The second in a series.
Sometimes you experience a desire for God in very common situations: for example, standing silently in the snowy woods on a winter's day, finding yourself moved to tears during a movie, recognizing a strange sense of connection during a church service -- and feeling an inexpressible longing to savor this feeling and understand what it is.
In the years after my sister gave birth to my first nephew, I often felt overwhelmed with love when I was with him. Here was a beautiful new child, a person who had never existed before, given to the world. One day I came home from a visit to their house and was so filled with love that I wept -- out of gratitude, out of joy, and out of wonder. At the same time I longed to connect more with the mysterious source of this joy.

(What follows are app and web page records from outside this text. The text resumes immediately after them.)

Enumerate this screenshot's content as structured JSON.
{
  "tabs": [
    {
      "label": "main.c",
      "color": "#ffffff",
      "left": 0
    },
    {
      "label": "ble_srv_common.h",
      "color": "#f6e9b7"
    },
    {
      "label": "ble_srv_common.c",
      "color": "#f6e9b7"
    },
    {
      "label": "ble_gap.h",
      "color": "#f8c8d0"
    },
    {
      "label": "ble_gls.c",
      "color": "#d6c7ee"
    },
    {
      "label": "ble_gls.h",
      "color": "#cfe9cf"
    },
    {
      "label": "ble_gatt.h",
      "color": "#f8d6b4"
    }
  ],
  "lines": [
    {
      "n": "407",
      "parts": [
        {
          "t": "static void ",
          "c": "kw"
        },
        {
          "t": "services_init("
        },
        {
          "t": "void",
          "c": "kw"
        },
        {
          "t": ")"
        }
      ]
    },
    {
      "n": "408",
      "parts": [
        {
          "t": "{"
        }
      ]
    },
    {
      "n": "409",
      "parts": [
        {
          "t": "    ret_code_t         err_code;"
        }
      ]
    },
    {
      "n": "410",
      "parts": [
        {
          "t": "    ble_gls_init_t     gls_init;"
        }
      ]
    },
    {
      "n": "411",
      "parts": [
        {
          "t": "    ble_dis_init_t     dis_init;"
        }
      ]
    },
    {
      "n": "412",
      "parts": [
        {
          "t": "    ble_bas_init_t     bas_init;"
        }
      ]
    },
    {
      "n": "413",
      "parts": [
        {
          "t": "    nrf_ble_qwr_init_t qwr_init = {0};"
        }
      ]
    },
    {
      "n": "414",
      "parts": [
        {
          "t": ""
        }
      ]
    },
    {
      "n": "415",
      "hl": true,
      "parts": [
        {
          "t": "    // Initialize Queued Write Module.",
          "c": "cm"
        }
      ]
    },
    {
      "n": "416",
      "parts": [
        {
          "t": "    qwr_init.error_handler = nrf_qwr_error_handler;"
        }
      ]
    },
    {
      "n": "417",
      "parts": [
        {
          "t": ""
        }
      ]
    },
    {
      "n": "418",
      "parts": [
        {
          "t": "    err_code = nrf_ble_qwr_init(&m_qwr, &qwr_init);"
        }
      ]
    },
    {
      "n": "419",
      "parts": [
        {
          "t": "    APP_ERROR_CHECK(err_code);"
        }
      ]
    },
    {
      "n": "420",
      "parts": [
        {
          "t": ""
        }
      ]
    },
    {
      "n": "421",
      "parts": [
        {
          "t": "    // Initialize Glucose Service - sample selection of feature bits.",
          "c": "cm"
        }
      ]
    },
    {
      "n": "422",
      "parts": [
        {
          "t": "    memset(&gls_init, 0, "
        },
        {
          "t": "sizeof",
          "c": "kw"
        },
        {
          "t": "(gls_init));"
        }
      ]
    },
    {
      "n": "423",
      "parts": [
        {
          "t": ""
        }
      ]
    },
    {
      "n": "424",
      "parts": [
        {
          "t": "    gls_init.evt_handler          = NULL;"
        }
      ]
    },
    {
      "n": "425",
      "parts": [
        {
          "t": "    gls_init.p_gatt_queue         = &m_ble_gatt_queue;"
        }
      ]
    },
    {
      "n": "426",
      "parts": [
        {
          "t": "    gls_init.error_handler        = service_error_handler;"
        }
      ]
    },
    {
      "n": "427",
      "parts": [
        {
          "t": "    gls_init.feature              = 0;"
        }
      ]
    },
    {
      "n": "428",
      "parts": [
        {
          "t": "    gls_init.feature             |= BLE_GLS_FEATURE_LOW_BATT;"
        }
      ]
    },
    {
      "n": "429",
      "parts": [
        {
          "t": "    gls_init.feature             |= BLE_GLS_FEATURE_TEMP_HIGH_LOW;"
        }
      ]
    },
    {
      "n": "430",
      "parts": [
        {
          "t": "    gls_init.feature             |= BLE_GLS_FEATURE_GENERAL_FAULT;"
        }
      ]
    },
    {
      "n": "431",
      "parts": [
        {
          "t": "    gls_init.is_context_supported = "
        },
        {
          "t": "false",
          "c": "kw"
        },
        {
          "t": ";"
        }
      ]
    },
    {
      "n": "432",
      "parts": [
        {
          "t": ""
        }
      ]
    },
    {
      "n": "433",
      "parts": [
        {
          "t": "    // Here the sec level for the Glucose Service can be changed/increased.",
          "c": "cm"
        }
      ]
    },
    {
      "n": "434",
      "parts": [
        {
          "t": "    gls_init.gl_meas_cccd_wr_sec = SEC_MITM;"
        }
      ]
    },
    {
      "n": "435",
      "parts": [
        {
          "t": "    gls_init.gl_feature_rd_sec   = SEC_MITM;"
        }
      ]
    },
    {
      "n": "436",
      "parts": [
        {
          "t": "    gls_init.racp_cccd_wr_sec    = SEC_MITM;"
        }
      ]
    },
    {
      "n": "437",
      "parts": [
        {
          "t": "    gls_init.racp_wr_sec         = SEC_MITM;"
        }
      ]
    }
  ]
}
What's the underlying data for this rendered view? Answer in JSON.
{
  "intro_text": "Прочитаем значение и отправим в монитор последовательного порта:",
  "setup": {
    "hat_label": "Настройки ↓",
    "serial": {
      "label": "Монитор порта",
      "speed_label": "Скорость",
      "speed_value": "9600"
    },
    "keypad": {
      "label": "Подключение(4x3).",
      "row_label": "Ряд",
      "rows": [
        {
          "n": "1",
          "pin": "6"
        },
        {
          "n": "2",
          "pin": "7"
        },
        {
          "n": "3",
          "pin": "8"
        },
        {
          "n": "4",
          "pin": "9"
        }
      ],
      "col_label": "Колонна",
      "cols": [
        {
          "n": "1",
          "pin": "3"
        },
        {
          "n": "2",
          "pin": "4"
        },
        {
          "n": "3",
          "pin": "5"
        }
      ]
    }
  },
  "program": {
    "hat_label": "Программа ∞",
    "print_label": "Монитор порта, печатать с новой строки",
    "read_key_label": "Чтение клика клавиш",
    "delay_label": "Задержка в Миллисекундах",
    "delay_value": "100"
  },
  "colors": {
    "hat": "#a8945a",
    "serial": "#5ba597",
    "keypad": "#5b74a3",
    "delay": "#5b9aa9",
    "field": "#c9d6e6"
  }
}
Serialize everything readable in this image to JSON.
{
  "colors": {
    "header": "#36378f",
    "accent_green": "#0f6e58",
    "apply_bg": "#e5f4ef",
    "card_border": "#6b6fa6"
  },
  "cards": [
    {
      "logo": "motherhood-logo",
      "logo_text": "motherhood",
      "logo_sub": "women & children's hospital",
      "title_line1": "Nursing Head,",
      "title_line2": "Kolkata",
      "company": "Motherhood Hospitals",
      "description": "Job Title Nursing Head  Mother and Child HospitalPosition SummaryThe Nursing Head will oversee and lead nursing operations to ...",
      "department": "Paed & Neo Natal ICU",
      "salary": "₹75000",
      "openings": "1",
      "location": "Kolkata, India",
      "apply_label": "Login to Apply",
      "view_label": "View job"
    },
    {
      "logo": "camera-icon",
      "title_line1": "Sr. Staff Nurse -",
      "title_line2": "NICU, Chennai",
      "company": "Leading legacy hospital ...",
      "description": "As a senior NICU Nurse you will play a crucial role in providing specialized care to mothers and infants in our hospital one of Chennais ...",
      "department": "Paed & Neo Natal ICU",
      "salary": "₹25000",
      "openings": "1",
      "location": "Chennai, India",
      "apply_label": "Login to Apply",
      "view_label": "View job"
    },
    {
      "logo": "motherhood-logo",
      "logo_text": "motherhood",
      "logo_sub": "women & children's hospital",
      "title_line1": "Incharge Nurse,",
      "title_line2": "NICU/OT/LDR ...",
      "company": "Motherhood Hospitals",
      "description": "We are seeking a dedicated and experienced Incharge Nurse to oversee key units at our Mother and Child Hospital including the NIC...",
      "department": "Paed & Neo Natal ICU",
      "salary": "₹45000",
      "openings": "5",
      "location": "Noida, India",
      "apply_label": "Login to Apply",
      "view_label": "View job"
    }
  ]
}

Common longings and heartfelt connections are ways of becoming conscious of the desire for God. We yearn for an understanding of feelings that seem to come from outside of us. We experience what the 16th-century Spanish mystic St. John of the Cross calls the desire for "I know not what."
Many of us have had experiences like this. We feel that we are standing on the brink of something important, on the edge of experiencing something just beyond us. We experience wonder. So why don't you hear more about these times?
Because many times we ignore them, reject them, or deny them. We chalk them up to being overwhelmed, overwrought, overly emotional. "Oh, I was just being silly!" you might say to yourself. So you disregard that longing you feel of the first breath of a spring breeze on your face after a long dark winter, because you tell yourself (or others tell you) that you were simply being emotional. This happens even to those practiced in the spiritual life: often, after an intense experience in prayer during a retreat, people are tempted to dismiss it as simply something that "just happened."